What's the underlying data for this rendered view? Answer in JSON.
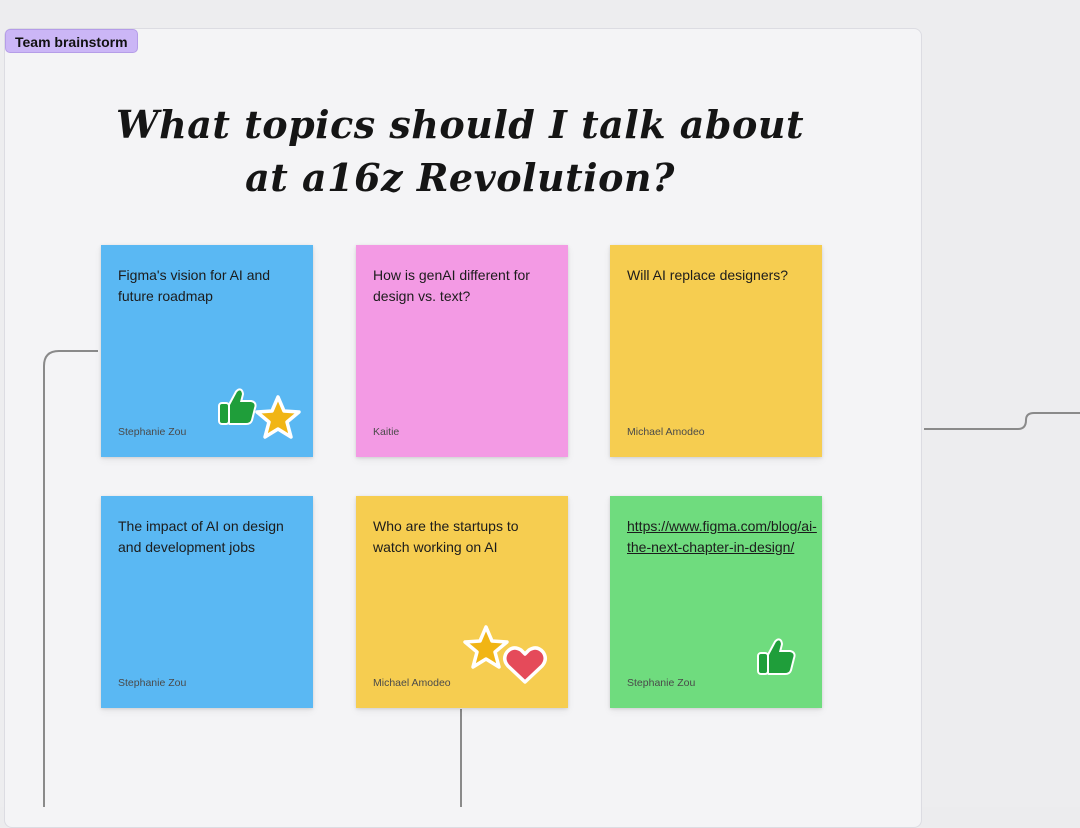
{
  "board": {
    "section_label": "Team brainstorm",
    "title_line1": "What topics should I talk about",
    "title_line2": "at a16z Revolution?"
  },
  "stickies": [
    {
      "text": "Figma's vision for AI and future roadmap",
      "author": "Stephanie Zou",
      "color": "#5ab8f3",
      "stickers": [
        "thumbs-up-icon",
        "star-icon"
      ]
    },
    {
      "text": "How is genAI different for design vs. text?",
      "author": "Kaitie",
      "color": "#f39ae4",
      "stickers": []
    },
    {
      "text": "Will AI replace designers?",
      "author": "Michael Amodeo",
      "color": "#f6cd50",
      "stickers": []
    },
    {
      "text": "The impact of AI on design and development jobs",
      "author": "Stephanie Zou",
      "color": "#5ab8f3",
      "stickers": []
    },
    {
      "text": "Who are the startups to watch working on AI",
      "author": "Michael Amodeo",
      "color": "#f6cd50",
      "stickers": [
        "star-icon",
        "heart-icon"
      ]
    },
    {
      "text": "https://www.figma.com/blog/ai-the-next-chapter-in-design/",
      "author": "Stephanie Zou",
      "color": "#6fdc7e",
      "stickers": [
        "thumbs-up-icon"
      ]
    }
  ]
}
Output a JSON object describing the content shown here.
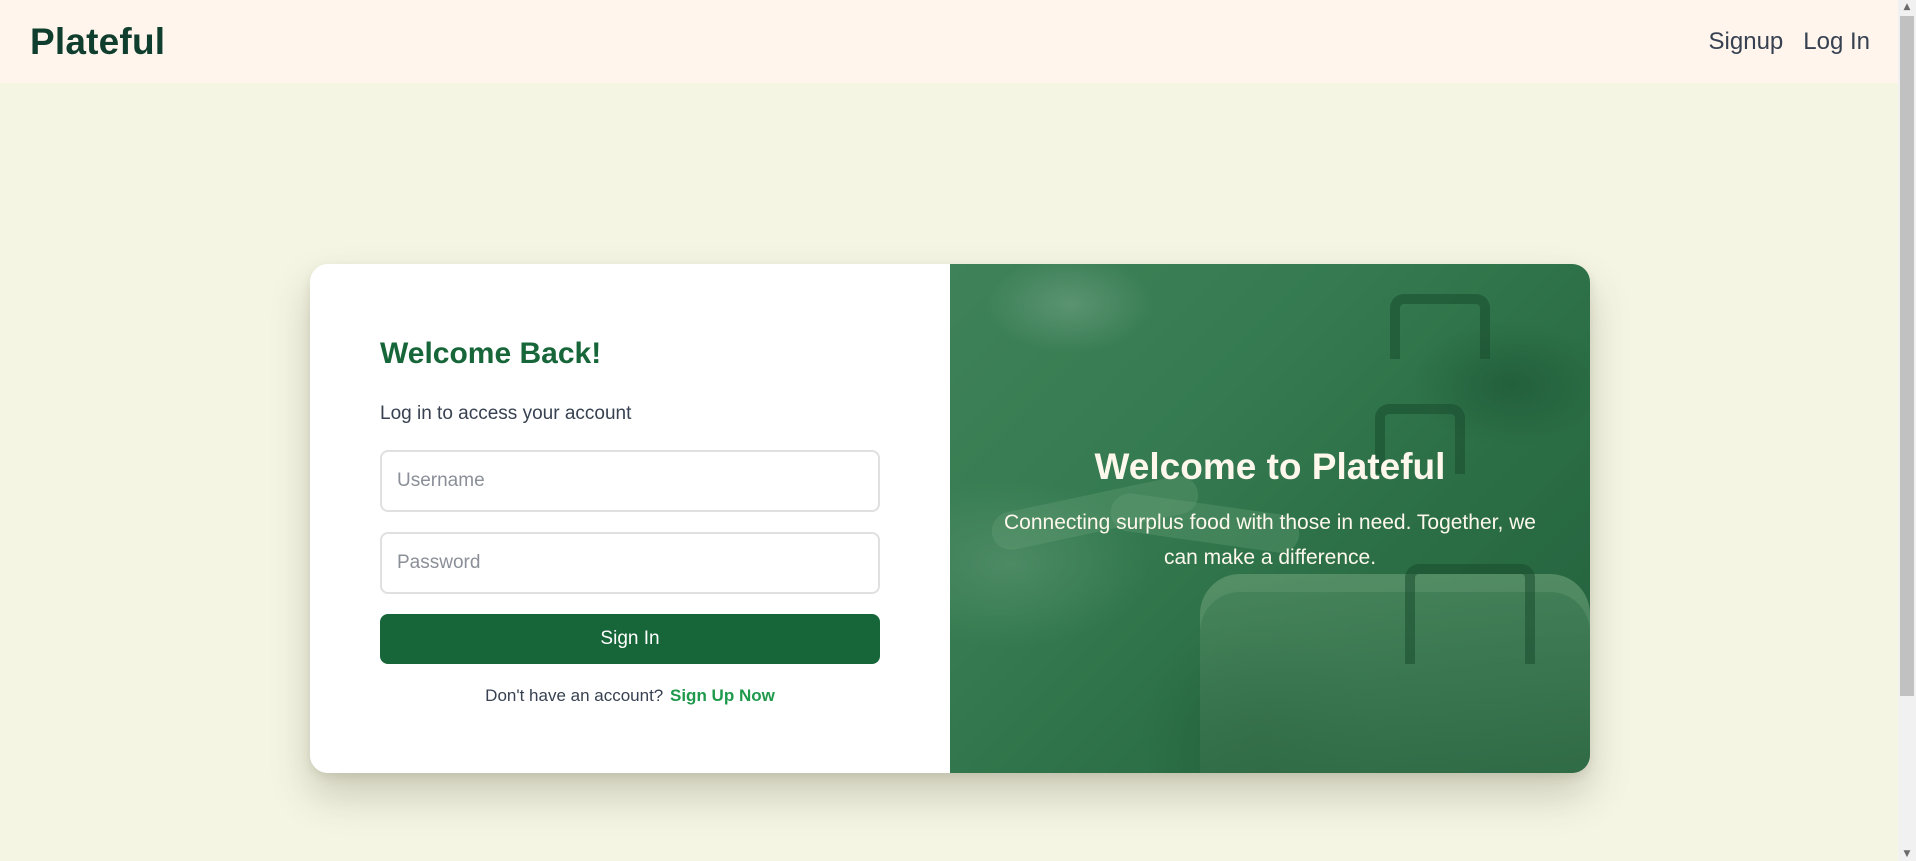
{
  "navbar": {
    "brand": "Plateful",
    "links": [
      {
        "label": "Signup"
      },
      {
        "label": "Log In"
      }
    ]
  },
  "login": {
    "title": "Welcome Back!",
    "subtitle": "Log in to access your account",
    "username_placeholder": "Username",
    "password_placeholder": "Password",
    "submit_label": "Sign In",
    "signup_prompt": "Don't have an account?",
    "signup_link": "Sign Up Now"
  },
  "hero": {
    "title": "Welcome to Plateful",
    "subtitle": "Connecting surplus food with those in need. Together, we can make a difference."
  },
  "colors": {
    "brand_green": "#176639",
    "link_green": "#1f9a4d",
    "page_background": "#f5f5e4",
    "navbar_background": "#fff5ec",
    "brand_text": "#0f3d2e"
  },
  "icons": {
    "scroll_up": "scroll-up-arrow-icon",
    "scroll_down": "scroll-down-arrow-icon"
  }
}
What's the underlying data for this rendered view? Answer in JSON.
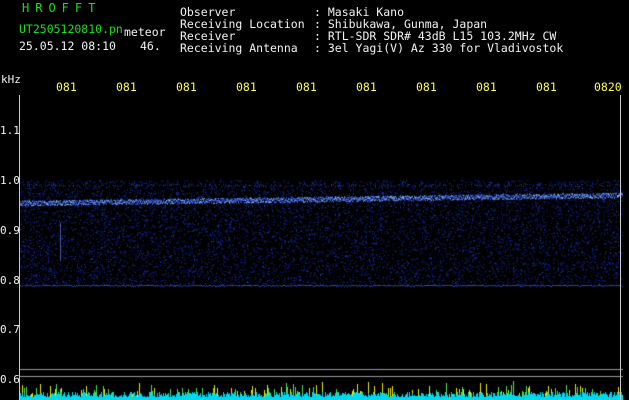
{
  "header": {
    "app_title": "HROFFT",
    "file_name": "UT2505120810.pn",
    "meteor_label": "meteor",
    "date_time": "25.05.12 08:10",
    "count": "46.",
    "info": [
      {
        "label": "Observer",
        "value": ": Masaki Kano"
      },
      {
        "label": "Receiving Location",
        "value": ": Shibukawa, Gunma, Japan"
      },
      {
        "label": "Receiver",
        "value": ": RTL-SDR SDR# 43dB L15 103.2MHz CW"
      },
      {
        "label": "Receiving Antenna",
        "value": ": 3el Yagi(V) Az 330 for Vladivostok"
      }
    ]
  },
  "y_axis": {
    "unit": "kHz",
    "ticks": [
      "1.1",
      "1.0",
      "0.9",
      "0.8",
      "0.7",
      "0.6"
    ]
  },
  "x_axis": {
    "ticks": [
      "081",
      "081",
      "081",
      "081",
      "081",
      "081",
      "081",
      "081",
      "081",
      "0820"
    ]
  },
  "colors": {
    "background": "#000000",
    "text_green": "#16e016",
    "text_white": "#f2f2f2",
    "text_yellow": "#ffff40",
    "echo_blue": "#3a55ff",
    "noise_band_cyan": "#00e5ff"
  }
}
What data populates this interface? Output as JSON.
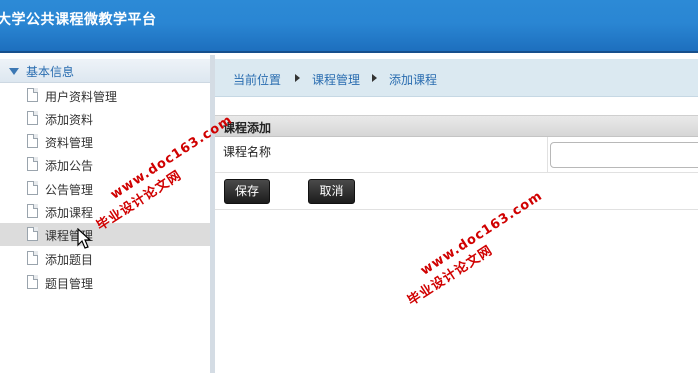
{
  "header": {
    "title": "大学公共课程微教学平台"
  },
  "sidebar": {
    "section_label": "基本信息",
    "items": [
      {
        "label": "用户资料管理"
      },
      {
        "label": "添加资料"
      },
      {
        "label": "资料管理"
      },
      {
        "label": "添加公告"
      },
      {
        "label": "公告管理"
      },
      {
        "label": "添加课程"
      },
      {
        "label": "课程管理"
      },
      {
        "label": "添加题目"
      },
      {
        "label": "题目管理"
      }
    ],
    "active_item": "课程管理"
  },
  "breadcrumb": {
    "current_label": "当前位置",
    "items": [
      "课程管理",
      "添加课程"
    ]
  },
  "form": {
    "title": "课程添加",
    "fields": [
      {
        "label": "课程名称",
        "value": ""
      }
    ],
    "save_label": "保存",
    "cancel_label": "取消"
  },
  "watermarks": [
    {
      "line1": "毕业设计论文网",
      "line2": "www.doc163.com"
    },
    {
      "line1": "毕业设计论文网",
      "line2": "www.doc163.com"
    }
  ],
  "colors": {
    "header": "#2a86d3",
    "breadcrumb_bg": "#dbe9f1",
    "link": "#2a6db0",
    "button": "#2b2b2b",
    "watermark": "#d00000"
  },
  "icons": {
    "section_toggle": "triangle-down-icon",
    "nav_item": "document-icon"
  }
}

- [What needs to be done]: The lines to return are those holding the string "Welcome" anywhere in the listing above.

- [Your response]:
    "title": "Welcome Back!",
    "title": "Welcome to Plateful",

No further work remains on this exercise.